The Palaces of Nature, whose vast walls
Have pinnacled in clouds their snowy scalps,[1]
And throned Eternity in icy halls
Of cold Sublimity, where forms and falls[2]
The Avalanche—the thunderbolt of snow!
All that expands the spirit, yet appals,
Gather around these summits, as to show
How Earth may pierce to Heaven, yet leave vain man below.


But ere these matchless heights I dare to scan,
There is a spot should not be passed in vain,—
Morat! the proud, the patriot field! where man
May gaze on ghastly trophies of the slain,
Nor blush for those who conquered on that plain;

Here Burgundy bequeathed his tombless host,
  1. [Compare the opening lines of Coleridge's Hymn before Sunrise in the Valley of Chamouni

    "Hast thou a charm to stay the morning star
    In his steep course? So long he seems to pause
    On thy bald awful head, O sovran Blanc!"

    The "thunderbolt" (line 6) recurs in Manfred, act i. so. 1—

    "Around his waist are forests braced,
    The Avalanche in his hand;
    But ere its fall, that thundering ball
    Must pause for my command."]

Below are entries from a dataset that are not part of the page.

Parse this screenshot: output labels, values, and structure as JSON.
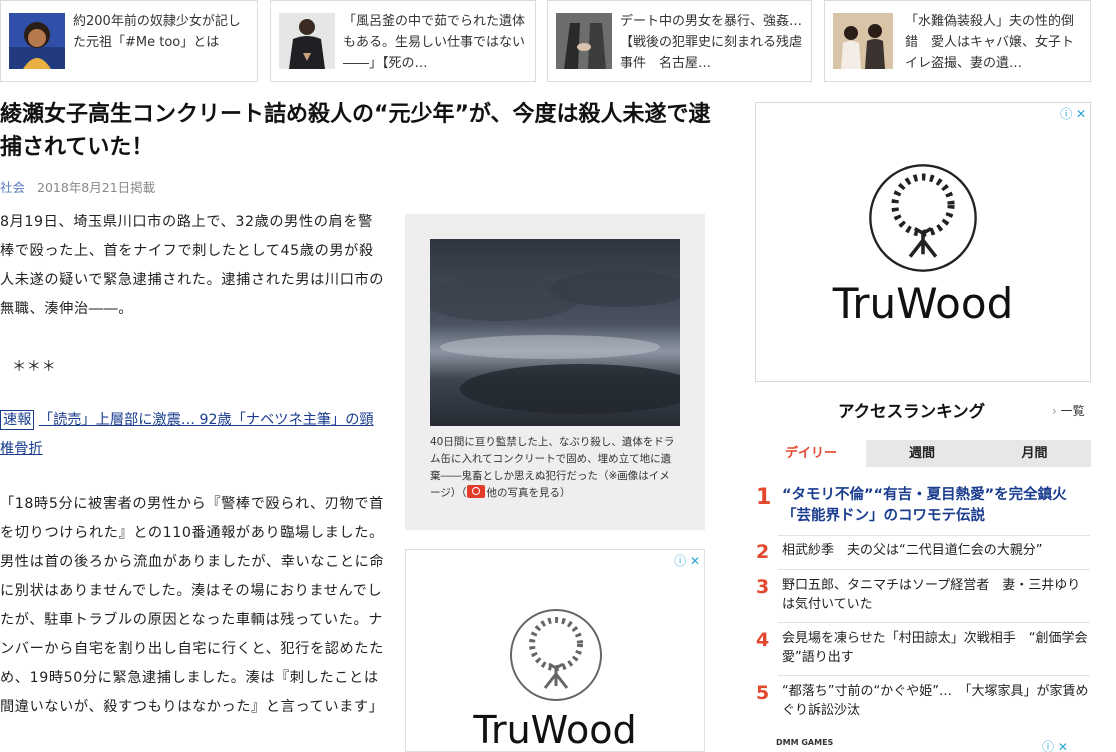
{
  "related": [
    {
      "text": "約200年前の奴隷少女が記した元祖「#Me too」とは",
      "thumb": "woman-portrait-thumb"
    },
    {
      "text": "「風呂釜の中で茹でられた遺体もある。生易しい仕事ではない――」【死の…",
      "thumb": "suited-man-thumb"
    },
    {
      "text": "デート中の男女を暴行、強姦…【戦後の犯罪史に刻まれる残虐事件　名古屋…",
      "thumb": "couple-handhold-thumb"
    },
    {
      "text": "「水難偽装殺人」夫の性的倒錯　愛人はキャバ嬢、女子トイレ盗撮、妻の遺…",
      "thumb": "wedding-couple-thumb"
    }
  ],
  "article": {
    "title": "綾瀬女子高生コンクリート詰め殺人の“元少年”が、今度は殺人未遂で逮捕されていた！",
    "category": "社会",
    "date": "2018年8月21日掲載",
    "p1": "8月19日、埼玉県川口市の路上で、32歳の男性の肩を警棒で殴った上、首をナイフで刺したとして45歳の男が殺人未遂の疑いで緊急逮捕された。逮捕された男は川口市の無職、湊伸治――。",
    "stars": "＊＊＊",
    "link_tag": "速報",
    "link_text": "「読売」上層部に激震… 92歳「ナベツネ主筆」の頸椎骨折",
    "p2": "「18時5分に被害者の男性から『警棒で殴られ、刃物で首を切りつけられた』との110番通報があり臨場しました。男性は首の後ろから流血がありましたが、幸いなことに命に別状はありませんでした。湊はその場におりませんでしたが、駐車トラブルの原因となった車輌は残っていた。ナンバーから自宅を割り出し自宅に行くと、犯行を認めたため、19時50分に緊急逮捕しました。湊は『刺したことは間違いないが、殺すつもりはなかった』と言っています」"
  },
  "figure": {
    "caption": "40日間に亘り監禁した上、なぶり殺し、遺体をドラム缶に入れてコンクリートで固め、埋め立て地に遺棄――鬼畜としか思えぬ犯行だった（※画像はイメージ）（",
    "more_photos": "他の写真を見る）",
    "photo": "stormy-sky-photo"
  },
  "ads": {
    "brand": "TruWood",
    "choices": "ⓘ ✕"
  },
  "ranking": {
    "title": "アクセスランキング",
    "more": "一覧",
    "tabs": [
      "デイリー",
      "週間",
      "月間"
    ],
    "active_tab": 0,
    "items": [
      {
        "rank": "1",
        "text": "“タモリ不倫”“有吉・夏目熱愛”を完全鎮火「芸能界ドン」のコワモテ伝説"
      },
      {
        "rank": "2",
        "text": "相武紗季　夫の父は“二代目道仁会の大親分”"
      },
      {
        "rank": "3",
        "text": "野口五郎、タニマチはソープ経営者　妻・三井ゆりは気付いていた"
      },
      {
        "rank": "4",
        "text": "会見場を凍らせた「村田諒太」次戦相手　“創価学会愛”語り出す"
      },
      {
        "rank": "5",
        "text": "“都落ち”寸前の“かぐや姫”…　「大塚家具」が家賃めぐり訴訟沙汰"
      }
    ],
    "footer_brand": "DMM GAMES"
  },
  "colors": {
    "accent_red": "#e3482e",
    "link_blue": "#1a3d8f",
    "ad_blue": "#2aa3d6"
  }
}
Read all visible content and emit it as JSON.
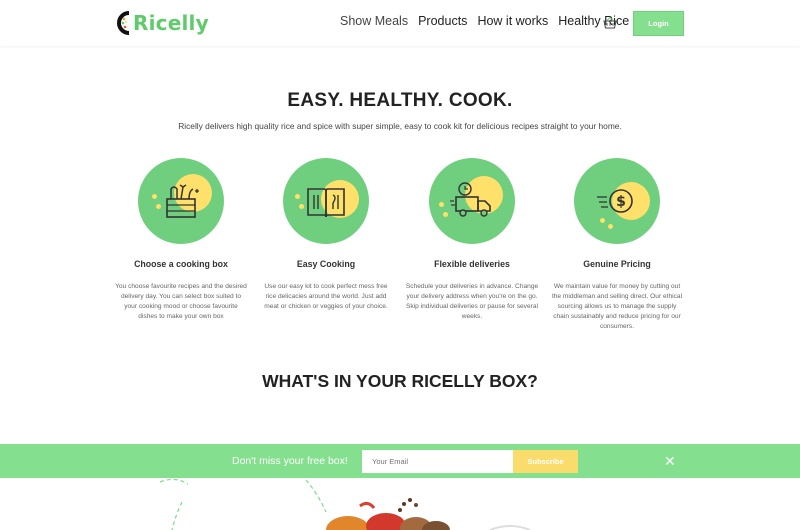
{
  "header": {
    "logo_text": "Ricelly",
    "nav": [
      "Show Meals",
      "Products",
      "How it works",
      "Healthy Rice"
    ],
    "login_label": "Login",
    "brand_color": "#5fcb6a"
  },
  "hero": {
    "title": "EASY. HEALTHY. COOK.",
    "subtitle": "Ricelly delivers high quality rice and spice with super simple, easy to cook kit for delicious recipes straight to your home."
  },
  "features": [
    {
      "icon": "cooking-box-icon",
      "title": "Choose a cooking box",
      "text": "You choose favourite recipes and the desired delivery day. You can select box suited to your cooking mood or choose favourite dishes to make your own box"
    },
    {
      "icon": "recipe-book-icon",
      "title": "Easy Cooking",
      "text": "Use our easy kit to cook perfect mess free rice delicacies around the world. Just add meat or chicken or veggies of your choice."
    },
    {
      "icon": "delivery-truck-icon",
      "title": "Flexible deliveries",
      "text": "Schedule your deliveries in advance. Change your delivery address when you're on the go. Skip individual deliveries or pause for several weeks."
    },
    {
      "icon": "dollar-coin-icon",
      "title": "Genuine Pricing",
      "text": "We maintain value for money by cutting out the middleman and selling direct. Our ethical sourcing allows us to manage the supply chain sustainably and reduce pricing for our consumers."
    }
  ],
  "section": {
    "box_title": "WHAT'S IN YOUR RICELLY BOX?"
  },
  "newsletter": {
    "label": "Don't miss your free box!",
    "email_placeholder": "Your Email",
    "subscribe_label": "Subscribe",
    "close_icon": "close-icon",
    "bar_color": "#84e08e",
    "button_color": "#f9dc6c"
  }
}
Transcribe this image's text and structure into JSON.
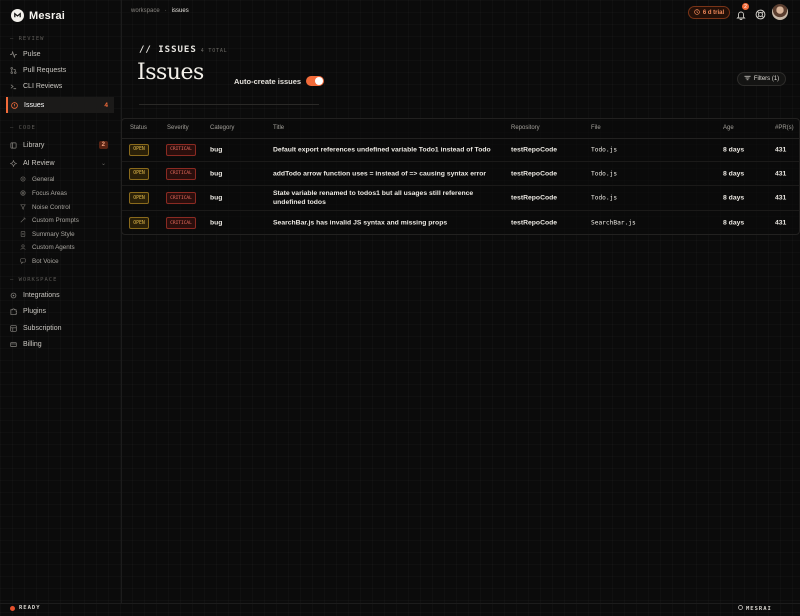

  2. Around in chrystal grandeur to where falls
    The avalanche—the thunder-clouds of snow